*ASSIGNED TASK*.
Locate the word "icon" in the material, then show every line that holds it.

*LISTED RECORDS*.
++++++++++++++++++++
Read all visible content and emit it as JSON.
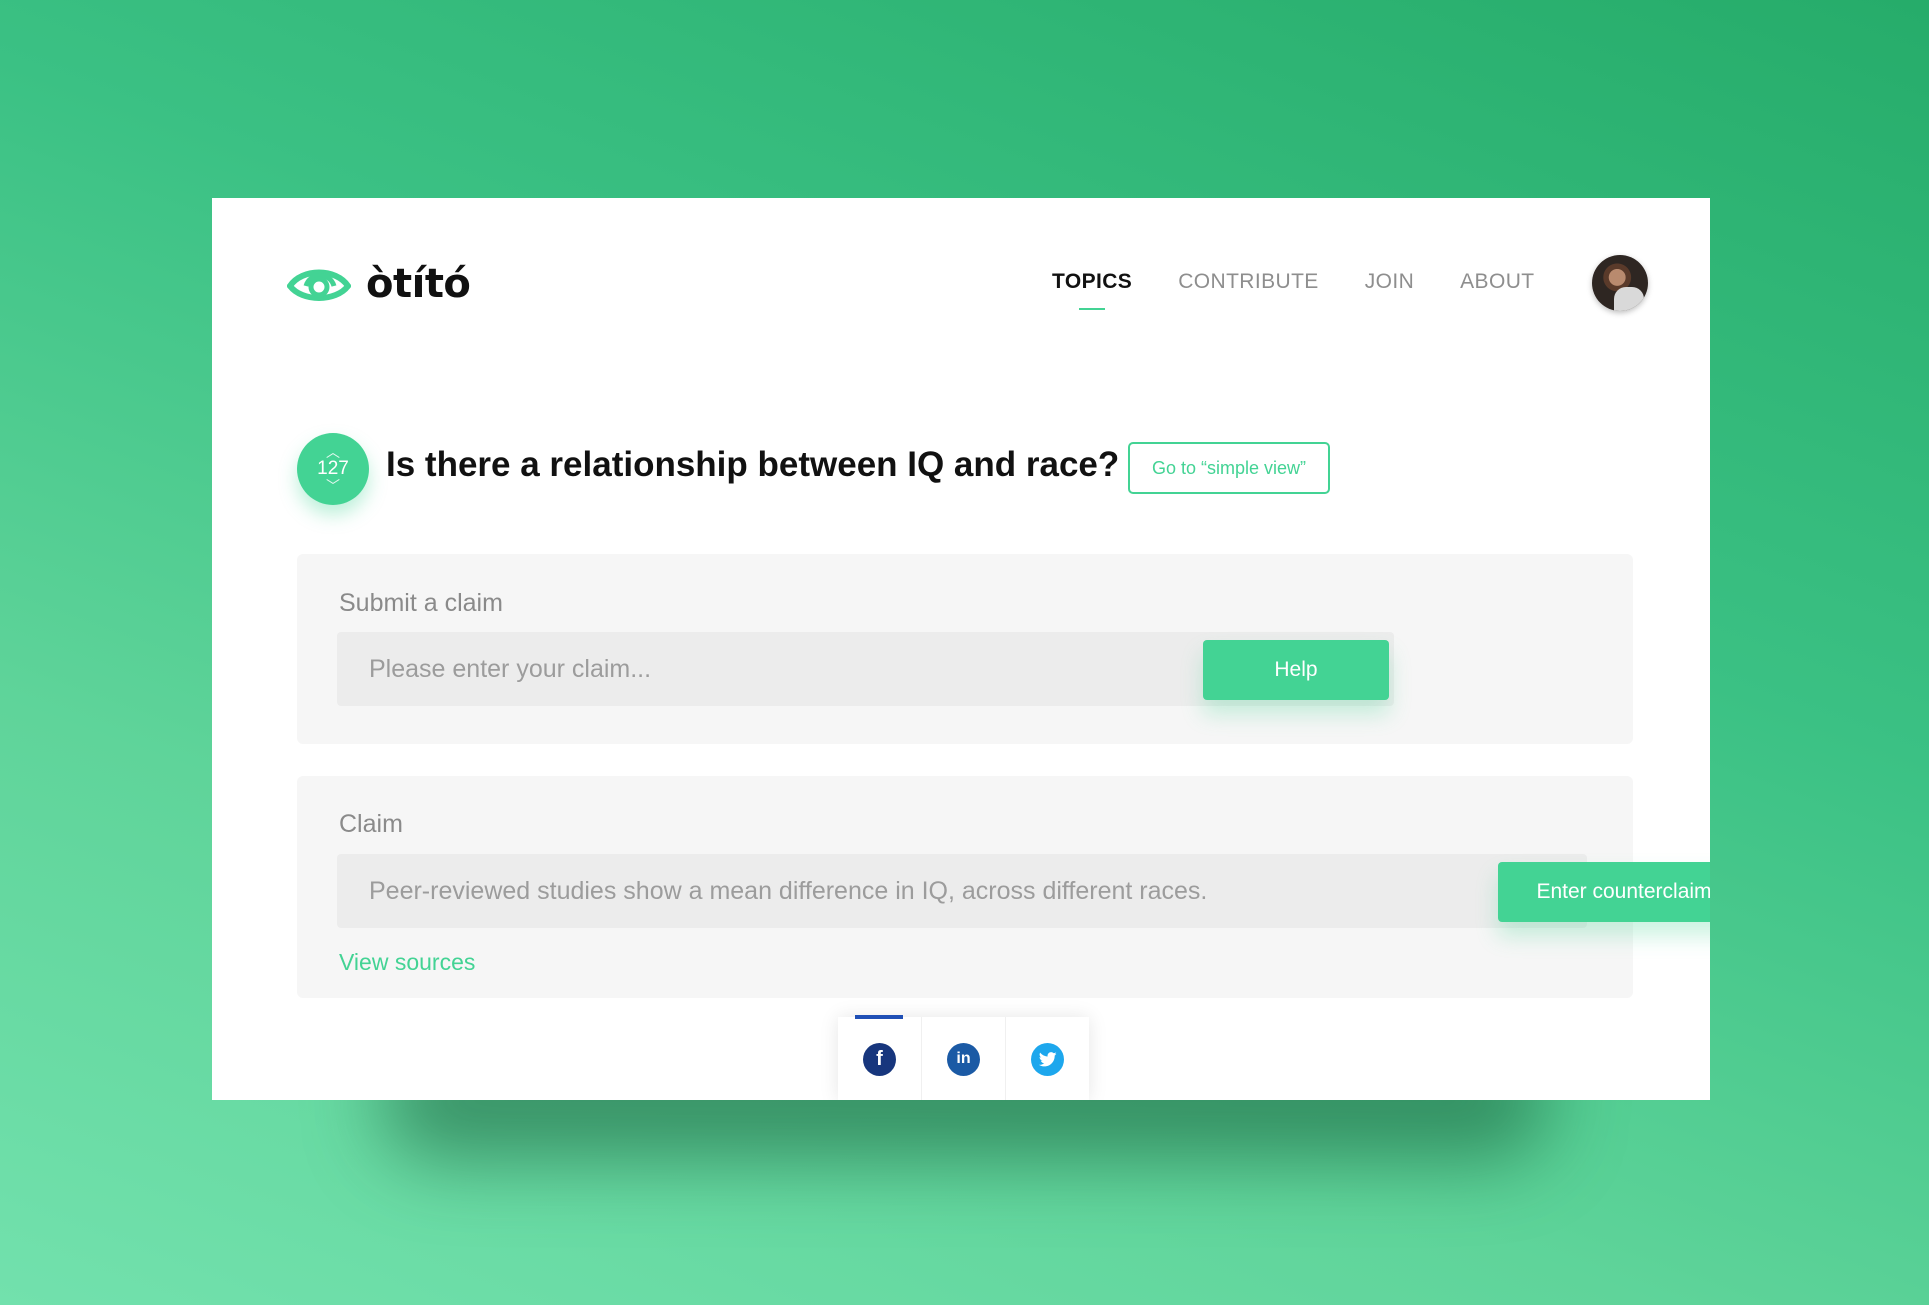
{
  "brand": {
    "name": "òtító",
    "accent_color": "#43d394"
  },
  "nav": {
    "items": [
      {
        "label": "TOPICS",
        "active": true
      },
      {
        "label": "CONTRIBUTE",
        "active": false
      },
      {
        "label": "JOIN",
        "active": false
      },
      {
        "label": "ABOUT",
        "active": false
      }
    ]
  },
  "user": {
    "avatar": "user-avatar-photo"
  },
  "topic": {
    "votes": "127",
    "up_icon": "chevron-up-icon",
    "down_icon": "chevron-down-icon",
    "question": "Is there a relationship between IQ and race?",
    "simple_view_label": "Go to “simple view”"
  },
  "submit_claim": {
    "label": "Submit a claim",
    "placeholder": "Please enter your claim...",
    "value": "",
    "help_label": "Help"
  },
  "claim": {
    "label": "Claim",
    "text": "Peer-reviewed studies show a mean difference in IQ, across different races.",
    "counterclaim_label": "Enter counterclaim",
    "sources_label": "View sources"
  },
  "share": {
    "items": [
      {
        "icon": "facebook-icon",
        "glyph": "f",
        "active": true,
        "color": "#17367d"
      },
      {
        "icon": "linkedin-icon",
        "glyph": "in",
        "active": false,
        "color": "#1b5aa5"
      },
      {
        "icon": "twitter-icon",
        "glyph": "",
        "active": false,
        "color": "#1da7ed"
      }
    ]
  }
}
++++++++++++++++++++
*REPLY*.
    "up_icon": "chevron-up-icon",
    "down_icon": "chevron-down-icon",
        "icon": "facebook-icon",
        "icon": "linkedin-icon",
        "icon": "twitter-icon",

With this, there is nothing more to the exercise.